### What to do
Return the number of lines below that contain "System"; nothing else belongs in the reply.

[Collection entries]
- Opening Delimiter -

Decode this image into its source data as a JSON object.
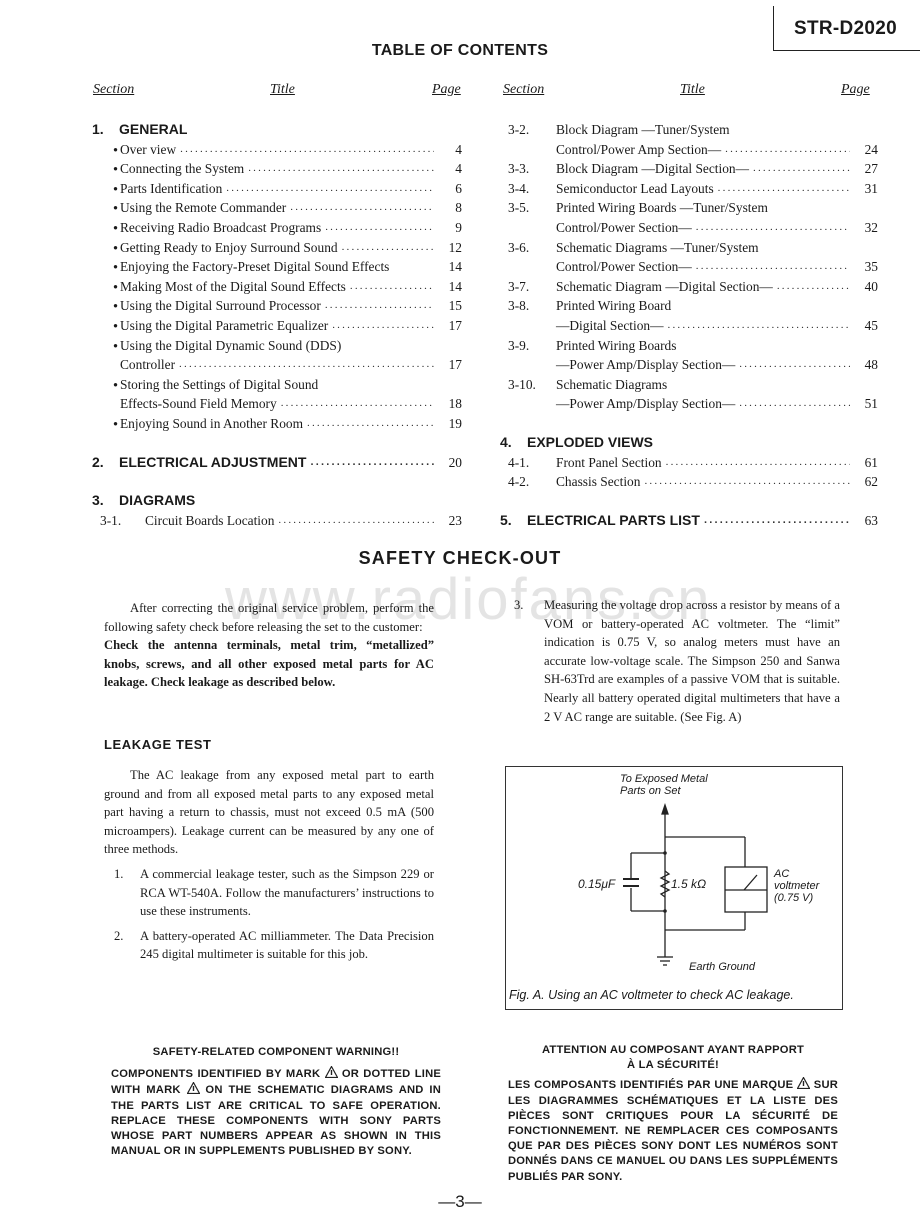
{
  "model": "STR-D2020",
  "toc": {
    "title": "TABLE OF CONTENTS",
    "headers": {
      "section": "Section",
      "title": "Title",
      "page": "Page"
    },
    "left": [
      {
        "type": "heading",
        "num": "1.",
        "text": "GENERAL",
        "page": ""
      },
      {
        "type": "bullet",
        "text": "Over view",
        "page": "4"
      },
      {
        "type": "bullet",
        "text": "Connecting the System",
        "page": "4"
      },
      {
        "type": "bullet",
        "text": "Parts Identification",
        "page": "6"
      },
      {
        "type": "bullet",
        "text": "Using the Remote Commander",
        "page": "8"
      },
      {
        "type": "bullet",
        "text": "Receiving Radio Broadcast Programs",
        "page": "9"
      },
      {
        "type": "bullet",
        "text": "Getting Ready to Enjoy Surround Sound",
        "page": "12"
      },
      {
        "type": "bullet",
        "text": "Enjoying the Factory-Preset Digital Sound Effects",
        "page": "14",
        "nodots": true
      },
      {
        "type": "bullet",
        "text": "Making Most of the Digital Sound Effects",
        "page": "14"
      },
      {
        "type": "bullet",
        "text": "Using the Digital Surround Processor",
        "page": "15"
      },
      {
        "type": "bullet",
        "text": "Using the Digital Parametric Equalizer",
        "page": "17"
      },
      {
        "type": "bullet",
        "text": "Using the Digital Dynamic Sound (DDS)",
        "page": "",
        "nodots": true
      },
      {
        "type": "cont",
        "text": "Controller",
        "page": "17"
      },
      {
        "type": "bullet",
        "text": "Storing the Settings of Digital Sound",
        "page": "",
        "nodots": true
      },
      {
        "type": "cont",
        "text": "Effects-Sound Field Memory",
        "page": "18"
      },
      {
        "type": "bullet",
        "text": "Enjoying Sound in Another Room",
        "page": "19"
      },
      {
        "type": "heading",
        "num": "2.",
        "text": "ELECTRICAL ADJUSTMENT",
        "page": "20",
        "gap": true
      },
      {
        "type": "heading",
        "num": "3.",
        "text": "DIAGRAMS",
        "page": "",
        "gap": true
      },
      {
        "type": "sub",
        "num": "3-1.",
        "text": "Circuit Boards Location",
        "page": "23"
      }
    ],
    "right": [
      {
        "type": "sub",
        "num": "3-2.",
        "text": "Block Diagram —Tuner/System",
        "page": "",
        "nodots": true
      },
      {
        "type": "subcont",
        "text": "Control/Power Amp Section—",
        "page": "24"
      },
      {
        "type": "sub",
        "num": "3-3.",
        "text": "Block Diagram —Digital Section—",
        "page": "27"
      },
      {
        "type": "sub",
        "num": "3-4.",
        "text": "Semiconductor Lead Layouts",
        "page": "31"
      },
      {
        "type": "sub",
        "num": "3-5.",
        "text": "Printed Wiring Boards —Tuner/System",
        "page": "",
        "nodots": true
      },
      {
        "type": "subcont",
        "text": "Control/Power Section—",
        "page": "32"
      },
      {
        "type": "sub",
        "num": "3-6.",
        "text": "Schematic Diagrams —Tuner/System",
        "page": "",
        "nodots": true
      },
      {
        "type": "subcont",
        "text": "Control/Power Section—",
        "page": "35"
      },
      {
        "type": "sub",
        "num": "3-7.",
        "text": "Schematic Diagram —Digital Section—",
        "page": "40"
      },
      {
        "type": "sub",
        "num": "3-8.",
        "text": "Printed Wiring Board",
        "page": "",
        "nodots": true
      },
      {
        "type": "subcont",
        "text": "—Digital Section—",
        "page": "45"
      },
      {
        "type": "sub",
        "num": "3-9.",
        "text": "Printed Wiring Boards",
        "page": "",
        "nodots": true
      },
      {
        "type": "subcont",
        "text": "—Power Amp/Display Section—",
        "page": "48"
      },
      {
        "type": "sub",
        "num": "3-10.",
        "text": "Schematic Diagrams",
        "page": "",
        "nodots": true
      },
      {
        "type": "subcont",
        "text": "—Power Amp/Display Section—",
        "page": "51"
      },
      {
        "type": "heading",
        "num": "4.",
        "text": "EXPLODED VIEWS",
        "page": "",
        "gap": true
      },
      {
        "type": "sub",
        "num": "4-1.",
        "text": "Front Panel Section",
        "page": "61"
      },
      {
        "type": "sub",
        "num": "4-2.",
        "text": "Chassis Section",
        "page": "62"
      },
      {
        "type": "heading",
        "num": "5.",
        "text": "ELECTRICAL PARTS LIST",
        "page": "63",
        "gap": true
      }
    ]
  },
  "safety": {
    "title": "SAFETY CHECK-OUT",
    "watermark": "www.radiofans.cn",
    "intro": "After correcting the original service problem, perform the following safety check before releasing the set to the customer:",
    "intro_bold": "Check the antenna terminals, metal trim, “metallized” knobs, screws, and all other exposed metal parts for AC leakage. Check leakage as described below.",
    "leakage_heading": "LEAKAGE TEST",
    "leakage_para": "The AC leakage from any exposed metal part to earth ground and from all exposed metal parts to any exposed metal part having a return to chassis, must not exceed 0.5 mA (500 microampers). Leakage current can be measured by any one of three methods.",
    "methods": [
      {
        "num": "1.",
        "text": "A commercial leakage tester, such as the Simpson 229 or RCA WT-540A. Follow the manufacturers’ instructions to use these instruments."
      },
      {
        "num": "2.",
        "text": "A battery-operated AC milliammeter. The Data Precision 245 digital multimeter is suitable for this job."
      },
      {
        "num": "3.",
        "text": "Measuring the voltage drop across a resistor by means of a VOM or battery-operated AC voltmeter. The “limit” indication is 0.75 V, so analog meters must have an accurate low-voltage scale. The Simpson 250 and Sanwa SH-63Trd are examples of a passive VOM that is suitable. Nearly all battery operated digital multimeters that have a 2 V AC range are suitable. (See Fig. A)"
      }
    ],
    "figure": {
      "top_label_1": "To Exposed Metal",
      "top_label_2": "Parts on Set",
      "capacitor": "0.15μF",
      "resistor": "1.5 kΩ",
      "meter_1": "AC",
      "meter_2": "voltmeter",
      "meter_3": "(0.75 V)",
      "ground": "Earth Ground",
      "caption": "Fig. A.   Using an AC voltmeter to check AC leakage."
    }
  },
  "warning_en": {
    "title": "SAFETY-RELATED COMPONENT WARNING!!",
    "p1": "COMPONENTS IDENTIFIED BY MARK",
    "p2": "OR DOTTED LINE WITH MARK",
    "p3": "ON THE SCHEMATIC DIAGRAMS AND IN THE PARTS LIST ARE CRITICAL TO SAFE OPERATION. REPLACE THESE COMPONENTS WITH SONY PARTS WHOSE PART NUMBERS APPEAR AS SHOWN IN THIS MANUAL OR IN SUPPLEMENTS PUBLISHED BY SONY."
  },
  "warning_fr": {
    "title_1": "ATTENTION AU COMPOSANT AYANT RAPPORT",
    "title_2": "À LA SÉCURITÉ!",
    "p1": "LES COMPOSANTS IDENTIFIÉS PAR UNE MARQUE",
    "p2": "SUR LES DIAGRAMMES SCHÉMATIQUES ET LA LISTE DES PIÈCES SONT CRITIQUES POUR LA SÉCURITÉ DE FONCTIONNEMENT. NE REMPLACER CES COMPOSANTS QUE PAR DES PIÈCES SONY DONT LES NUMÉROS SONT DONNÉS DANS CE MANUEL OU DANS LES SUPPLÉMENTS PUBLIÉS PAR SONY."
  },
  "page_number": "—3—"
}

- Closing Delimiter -
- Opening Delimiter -

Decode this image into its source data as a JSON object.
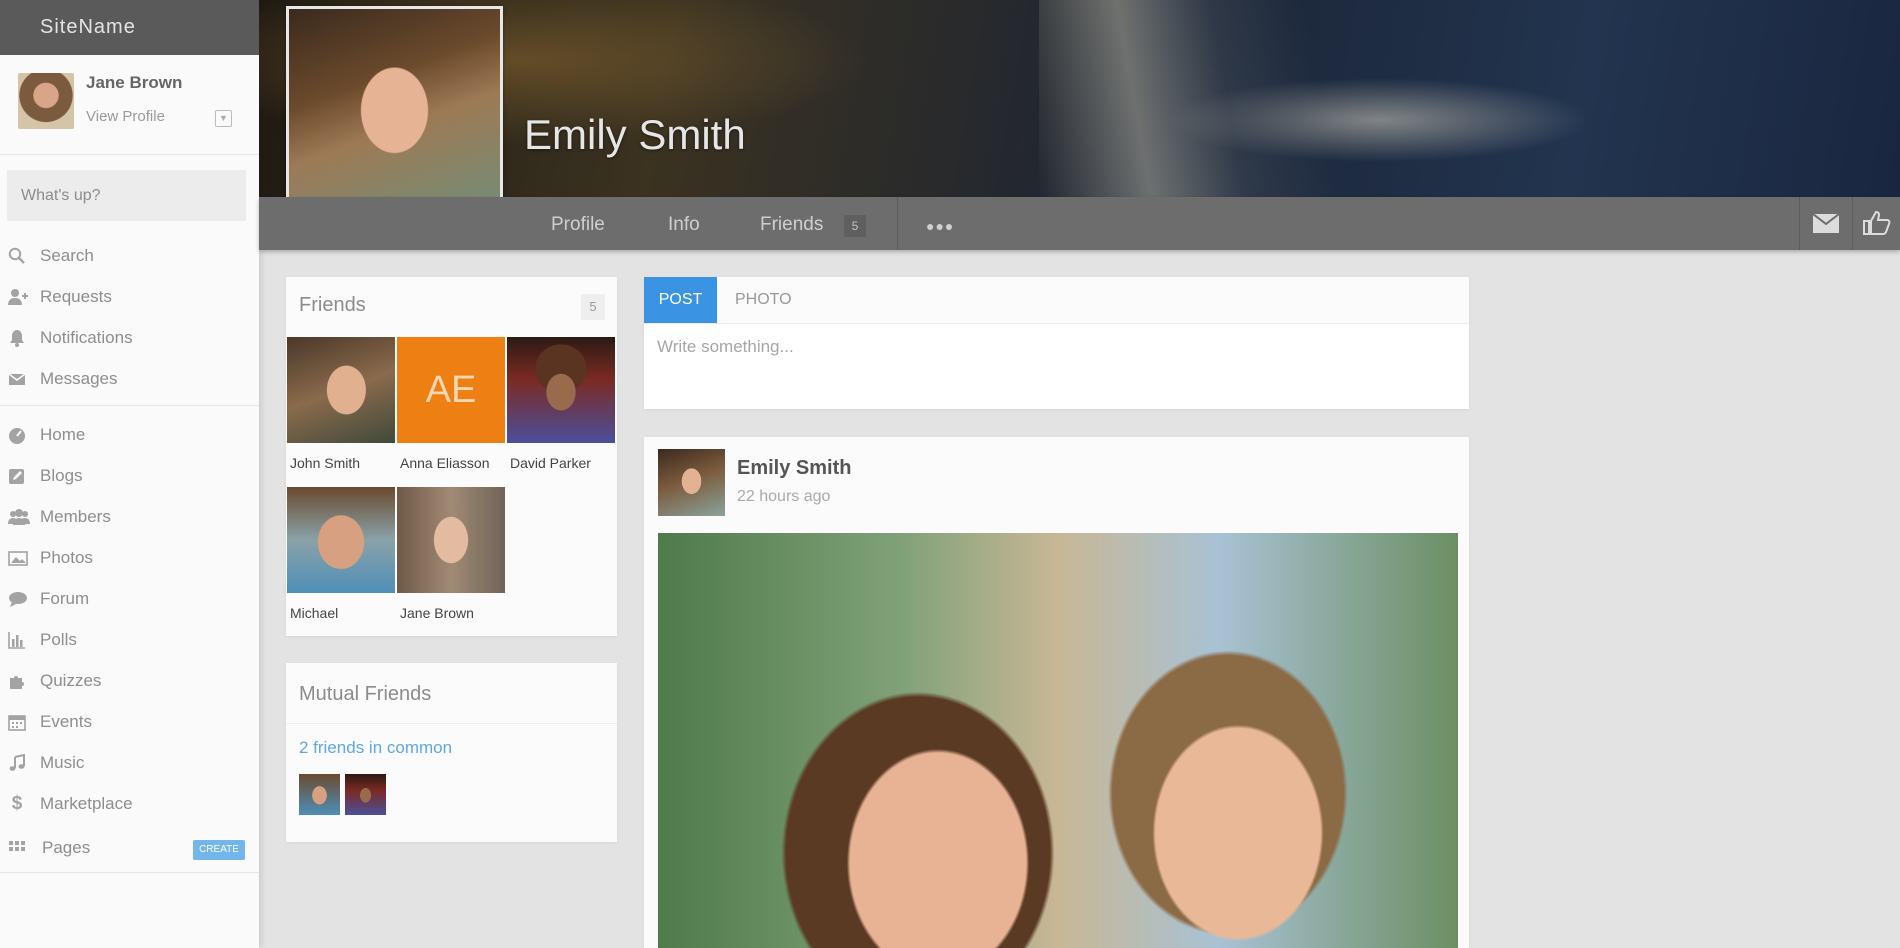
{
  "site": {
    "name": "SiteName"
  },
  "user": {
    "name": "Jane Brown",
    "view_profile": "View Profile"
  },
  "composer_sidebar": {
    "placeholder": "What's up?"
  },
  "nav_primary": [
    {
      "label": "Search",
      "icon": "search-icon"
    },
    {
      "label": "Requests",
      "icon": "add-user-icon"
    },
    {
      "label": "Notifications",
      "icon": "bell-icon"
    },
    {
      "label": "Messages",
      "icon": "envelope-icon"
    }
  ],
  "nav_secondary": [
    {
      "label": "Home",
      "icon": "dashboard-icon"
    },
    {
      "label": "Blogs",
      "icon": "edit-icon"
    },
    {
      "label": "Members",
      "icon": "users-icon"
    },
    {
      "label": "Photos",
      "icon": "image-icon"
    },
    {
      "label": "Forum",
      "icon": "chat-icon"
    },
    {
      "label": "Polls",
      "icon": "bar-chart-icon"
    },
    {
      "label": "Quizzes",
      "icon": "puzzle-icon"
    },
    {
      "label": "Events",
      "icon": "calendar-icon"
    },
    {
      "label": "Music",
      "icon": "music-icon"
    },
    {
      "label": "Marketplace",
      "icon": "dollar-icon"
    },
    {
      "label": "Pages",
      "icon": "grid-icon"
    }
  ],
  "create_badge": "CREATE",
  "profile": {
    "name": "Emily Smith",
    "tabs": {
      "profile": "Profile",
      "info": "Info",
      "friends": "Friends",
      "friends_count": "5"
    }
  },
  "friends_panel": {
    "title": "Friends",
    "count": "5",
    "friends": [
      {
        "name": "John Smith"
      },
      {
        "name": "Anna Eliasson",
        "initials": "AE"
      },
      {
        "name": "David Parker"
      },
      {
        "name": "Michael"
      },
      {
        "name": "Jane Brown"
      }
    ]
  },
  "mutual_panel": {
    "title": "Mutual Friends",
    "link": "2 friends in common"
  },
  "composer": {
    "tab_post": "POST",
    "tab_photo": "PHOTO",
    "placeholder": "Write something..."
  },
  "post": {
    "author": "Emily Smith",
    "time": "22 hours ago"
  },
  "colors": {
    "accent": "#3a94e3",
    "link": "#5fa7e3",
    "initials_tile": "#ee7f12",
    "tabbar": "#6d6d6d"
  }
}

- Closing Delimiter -

### Exercise response
4